Content starts
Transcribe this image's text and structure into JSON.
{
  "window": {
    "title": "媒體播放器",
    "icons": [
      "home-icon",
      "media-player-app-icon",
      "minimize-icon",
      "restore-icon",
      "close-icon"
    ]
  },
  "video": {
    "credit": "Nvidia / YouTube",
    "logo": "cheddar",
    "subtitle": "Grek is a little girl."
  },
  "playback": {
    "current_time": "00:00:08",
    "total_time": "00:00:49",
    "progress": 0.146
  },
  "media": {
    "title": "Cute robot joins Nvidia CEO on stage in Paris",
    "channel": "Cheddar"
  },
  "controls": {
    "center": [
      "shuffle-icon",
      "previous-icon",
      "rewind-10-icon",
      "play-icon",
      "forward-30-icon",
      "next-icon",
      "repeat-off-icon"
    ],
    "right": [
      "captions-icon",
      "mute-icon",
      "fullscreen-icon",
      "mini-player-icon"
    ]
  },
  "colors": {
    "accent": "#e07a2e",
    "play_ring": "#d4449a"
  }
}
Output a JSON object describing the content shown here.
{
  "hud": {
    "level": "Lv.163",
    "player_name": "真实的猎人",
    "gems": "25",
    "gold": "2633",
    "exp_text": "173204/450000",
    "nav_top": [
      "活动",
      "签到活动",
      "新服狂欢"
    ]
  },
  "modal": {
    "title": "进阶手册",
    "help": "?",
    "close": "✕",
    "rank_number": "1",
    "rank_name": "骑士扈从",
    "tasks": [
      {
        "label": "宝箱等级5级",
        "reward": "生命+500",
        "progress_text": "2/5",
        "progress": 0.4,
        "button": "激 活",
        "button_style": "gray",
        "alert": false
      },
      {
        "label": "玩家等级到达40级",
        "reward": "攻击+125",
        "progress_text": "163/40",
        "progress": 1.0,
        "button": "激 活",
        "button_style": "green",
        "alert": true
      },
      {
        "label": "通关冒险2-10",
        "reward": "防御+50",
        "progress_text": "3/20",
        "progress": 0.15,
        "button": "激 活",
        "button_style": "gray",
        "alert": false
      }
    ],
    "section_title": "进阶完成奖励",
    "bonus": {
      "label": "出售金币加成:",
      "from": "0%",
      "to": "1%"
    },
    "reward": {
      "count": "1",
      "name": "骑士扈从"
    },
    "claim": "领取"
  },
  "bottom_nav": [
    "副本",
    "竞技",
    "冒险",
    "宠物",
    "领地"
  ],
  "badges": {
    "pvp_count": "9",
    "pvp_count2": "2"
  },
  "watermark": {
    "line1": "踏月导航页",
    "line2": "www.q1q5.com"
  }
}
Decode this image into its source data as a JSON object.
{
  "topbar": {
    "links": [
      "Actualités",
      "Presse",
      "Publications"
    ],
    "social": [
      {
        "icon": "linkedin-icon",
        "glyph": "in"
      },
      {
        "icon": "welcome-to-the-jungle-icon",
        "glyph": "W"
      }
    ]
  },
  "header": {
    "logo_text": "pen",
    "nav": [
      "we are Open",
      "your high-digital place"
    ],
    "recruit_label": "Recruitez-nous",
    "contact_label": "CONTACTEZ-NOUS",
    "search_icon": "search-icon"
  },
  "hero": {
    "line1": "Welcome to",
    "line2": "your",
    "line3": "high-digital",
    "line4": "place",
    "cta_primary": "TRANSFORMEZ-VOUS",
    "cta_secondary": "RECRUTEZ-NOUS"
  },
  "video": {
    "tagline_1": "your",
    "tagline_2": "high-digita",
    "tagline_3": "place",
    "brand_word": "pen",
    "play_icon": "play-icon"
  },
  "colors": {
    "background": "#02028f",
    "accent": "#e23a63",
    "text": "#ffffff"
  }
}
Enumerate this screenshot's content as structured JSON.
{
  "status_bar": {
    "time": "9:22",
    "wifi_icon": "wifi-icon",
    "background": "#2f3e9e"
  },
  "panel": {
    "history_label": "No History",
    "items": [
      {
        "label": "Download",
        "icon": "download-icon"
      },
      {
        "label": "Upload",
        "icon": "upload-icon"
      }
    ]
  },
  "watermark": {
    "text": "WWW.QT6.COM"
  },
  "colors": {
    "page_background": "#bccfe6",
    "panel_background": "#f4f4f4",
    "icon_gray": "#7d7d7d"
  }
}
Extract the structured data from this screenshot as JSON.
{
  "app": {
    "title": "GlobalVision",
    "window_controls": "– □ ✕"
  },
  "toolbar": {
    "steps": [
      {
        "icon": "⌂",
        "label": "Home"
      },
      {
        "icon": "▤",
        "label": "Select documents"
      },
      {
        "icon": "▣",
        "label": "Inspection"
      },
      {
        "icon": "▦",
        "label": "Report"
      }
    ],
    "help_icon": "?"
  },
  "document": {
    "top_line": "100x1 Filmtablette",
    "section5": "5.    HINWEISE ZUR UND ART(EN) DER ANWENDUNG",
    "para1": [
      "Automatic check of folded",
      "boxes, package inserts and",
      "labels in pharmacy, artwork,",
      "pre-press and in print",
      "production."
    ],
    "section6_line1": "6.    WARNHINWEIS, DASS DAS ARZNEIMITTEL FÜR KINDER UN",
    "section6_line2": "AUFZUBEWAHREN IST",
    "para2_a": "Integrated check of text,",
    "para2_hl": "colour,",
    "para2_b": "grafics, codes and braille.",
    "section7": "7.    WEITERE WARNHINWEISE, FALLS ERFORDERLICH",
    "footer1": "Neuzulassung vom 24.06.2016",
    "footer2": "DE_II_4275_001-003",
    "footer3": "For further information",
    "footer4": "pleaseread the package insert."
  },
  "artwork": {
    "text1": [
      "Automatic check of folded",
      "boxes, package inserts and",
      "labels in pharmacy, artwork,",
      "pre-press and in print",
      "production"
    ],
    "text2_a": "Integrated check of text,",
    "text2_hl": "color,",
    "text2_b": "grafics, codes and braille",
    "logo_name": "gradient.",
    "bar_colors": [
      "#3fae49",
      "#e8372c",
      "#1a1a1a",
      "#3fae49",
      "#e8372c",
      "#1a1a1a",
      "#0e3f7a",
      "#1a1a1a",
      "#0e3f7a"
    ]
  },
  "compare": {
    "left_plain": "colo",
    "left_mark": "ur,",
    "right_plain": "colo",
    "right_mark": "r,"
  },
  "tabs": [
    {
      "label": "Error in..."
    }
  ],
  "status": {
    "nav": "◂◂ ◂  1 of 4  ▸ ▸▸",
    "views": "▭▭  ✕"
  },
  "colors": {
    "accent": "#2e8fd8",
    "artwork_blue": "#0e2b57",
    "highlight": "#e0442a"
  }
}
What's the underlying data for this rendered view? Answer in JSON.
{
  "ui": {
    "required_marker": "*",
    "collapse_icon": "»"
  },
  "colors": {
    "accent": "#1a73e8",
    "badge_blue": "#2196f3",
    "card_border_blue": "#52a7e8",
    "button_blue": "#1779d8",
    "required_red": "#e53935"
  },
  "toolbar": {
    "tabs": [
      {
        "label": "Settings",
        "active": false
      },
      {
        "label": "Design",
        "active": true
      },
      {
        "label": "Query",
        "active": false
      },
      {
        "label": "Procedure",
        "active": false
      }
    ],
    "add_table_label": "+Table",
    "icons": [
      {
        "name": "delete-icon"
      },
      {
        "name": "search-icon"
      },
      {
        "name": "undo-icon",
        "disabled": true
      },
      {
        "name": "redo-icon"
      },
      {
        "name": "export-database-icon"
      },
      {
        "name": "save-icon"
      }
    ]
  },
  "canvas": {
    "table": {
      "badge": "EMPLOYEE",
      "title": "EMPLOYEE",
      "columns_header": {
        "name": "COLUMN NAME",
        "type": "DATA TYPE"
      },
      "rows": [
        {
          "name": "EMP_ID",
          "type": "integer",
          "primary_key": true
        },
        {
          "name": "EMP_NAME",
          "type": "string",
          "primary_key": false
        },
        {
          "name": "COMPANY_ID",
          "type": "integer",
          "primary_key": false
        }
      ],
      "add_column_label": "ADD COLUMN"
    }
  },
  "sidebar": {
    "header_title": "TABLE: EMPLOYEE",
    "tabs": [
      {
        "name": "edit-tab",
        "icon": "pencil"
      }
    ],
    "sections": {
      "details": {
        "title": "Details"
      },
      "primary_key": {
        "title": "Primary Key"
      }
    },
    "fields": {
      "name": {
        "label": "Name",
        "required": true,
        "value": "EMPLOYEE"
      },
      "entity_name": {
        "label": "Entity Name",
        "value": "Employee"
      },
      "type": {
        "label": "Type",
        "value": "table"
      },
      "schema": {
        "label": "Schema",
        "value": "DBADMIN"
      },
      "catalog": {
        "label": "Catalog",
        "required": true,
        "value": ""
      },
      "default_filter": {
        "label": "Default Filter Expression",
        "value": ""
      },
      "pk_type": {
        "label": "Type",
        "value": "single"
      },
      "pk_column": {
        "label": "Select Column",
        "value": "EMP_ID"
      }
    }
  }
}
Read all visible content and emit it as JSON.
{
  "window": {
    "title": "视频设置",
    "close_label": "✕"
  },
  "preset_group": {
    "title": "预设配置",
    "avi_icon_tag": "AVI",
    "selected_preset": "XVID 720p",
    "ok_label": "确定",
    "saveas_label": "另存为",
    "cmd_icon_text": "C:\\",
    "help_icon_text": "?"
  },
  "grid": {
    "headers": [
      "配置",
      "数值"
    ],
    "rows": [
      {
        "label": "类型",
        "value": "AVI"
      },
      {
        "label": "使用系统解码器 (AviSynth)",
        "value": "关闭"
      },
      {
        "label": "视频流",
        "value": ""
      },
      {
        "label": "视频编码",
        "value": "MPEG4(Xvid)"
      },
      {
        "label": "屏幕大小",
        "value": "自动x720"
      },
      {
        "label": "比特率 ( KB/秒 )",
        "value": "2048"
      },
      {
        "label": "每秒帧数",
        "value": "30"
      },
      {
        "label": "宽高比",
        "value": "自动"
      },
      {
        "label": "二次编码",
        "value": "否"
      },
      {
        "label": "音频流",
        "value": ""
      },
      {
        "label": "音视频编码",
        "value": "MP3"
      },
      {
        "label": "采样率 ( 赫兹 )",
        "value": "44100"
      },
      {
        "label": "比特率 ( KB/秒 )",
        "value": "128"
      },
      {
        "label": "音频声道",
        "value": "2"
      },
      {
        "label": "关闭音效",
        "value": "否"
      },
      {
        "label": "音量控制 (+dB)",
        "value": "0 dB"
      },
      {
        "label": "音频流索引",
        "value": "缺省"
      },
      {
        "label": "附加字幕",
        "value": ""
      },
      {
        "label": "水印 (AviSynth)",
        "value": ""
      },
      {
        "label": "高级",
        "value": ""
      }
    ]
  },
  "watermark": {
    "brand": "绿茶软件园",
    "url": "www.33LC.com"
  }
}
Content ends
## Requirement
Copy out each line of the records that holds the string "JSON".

## Reply to the task
Transcribe this image's text and structure into JSON.
Output a JSON object describing the content shown here.
Decode this image into its source data as a JSON object.
Enumerate this screenshot's content as structured JSON.
Extract the structured data from this screenshot as JSON.
What's the underlying data for this rendered view? Answer in JSON.
Read all visible content and emit it as JSON.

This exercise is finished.